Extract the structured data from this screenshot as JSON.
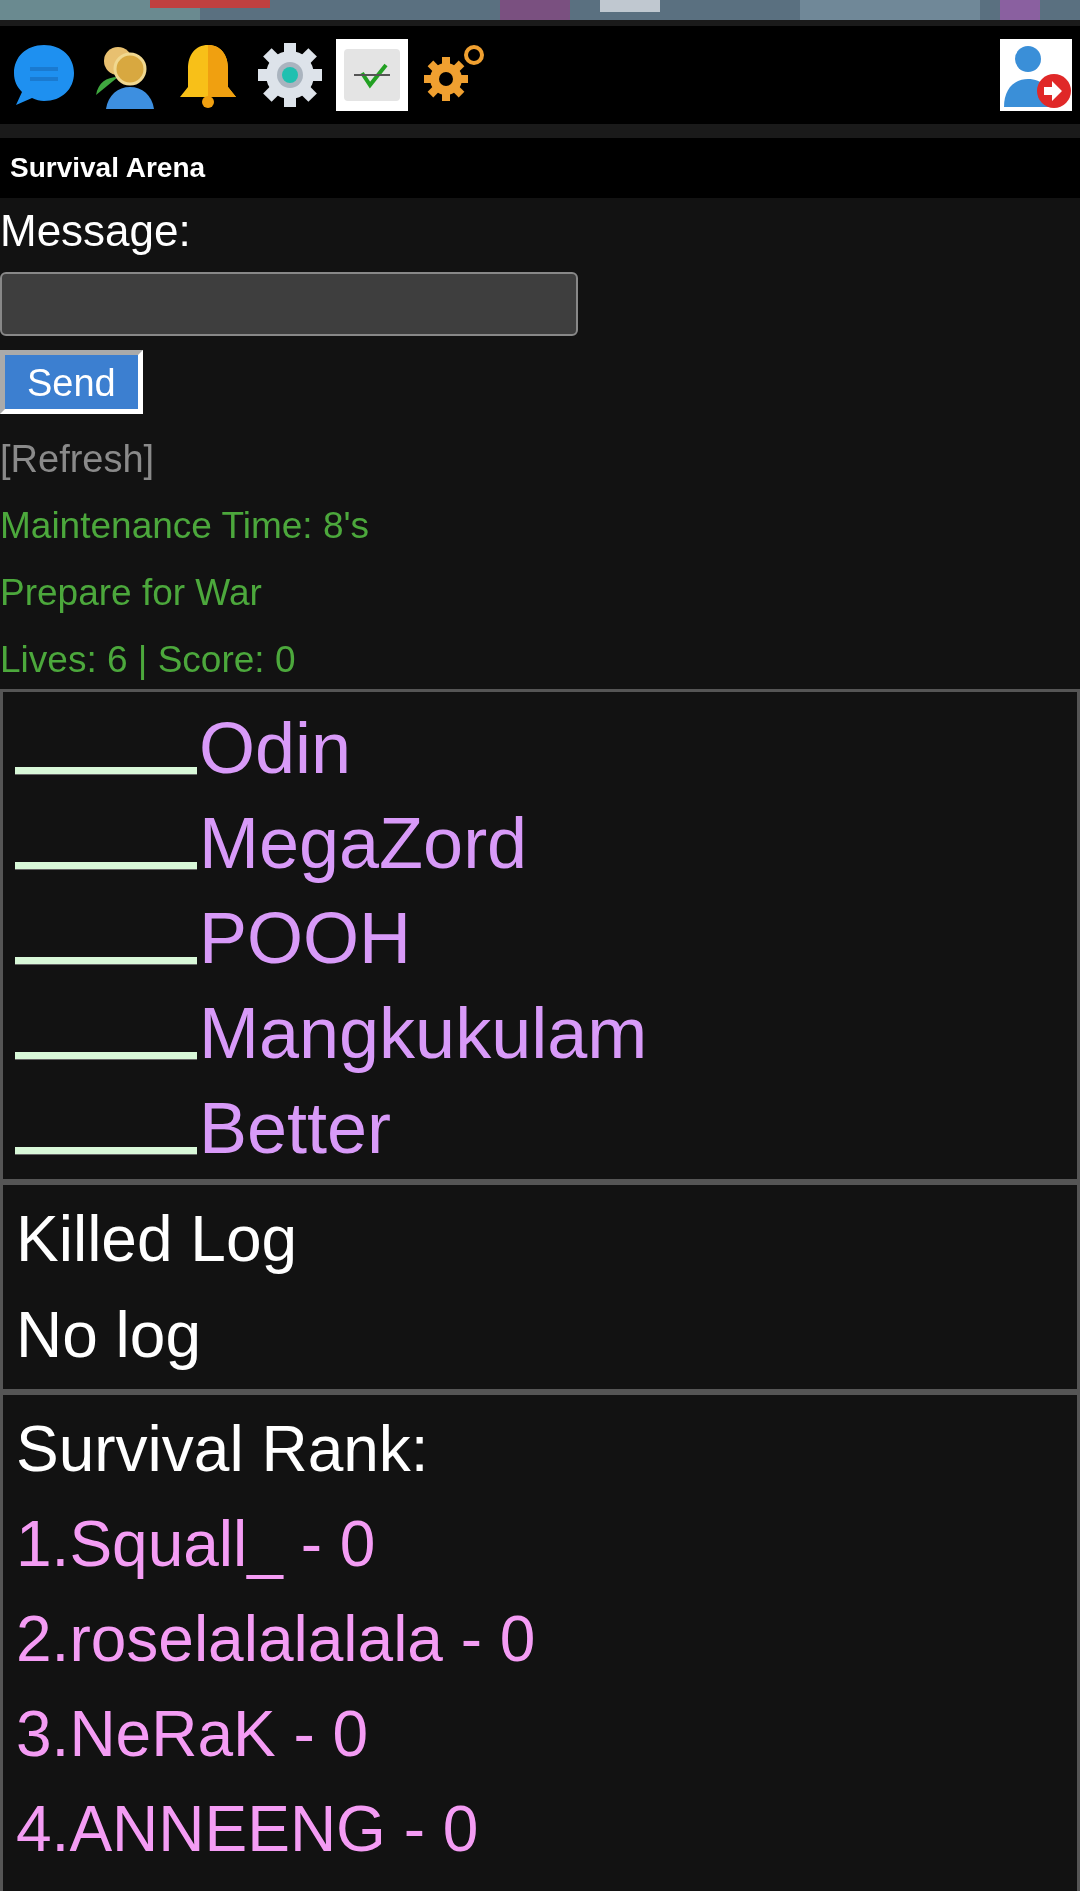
{
  "banner": {
    "kind": "picture"
  },
  "title": "Survival Arena",
  "message": {
    "label": "Message:",
    "send": "Send"
  },
  "refresh": "[Refresh]",
  "status": [
    "Maintenance Time: 8's",
    "Prepare for War",
    "Lives: 6 | Score: 0"
  ],
  "players": [
    {
      "name": "Odin",
      "level": 1
    },
    {
      "name": "MegaZord",
      "level": 1
    },
    {
      "name": "POOH",
      "level": 1
    },
    {
      "name": "Mangkukulam",
      "level": 1
    },
    {
      "name": "Better",
      "level": 1
    }
  ],
  "killed_log": {
    "title": "Killed Log",
    "entries": [
      "No log"
    ]
  },
  "rank": {
    "title": "Survival Rank:",
    "entries": [
      "1.Squall_ - 0",
      "2.roselalalalala - 0",
      "3.NeRaK - 0",
      "4.ANNEENG - 0"
    ]
  }
}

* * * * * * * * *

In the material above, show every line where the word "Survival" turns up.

  "title": "Survival Arena",
    "title": "Survival Rank:",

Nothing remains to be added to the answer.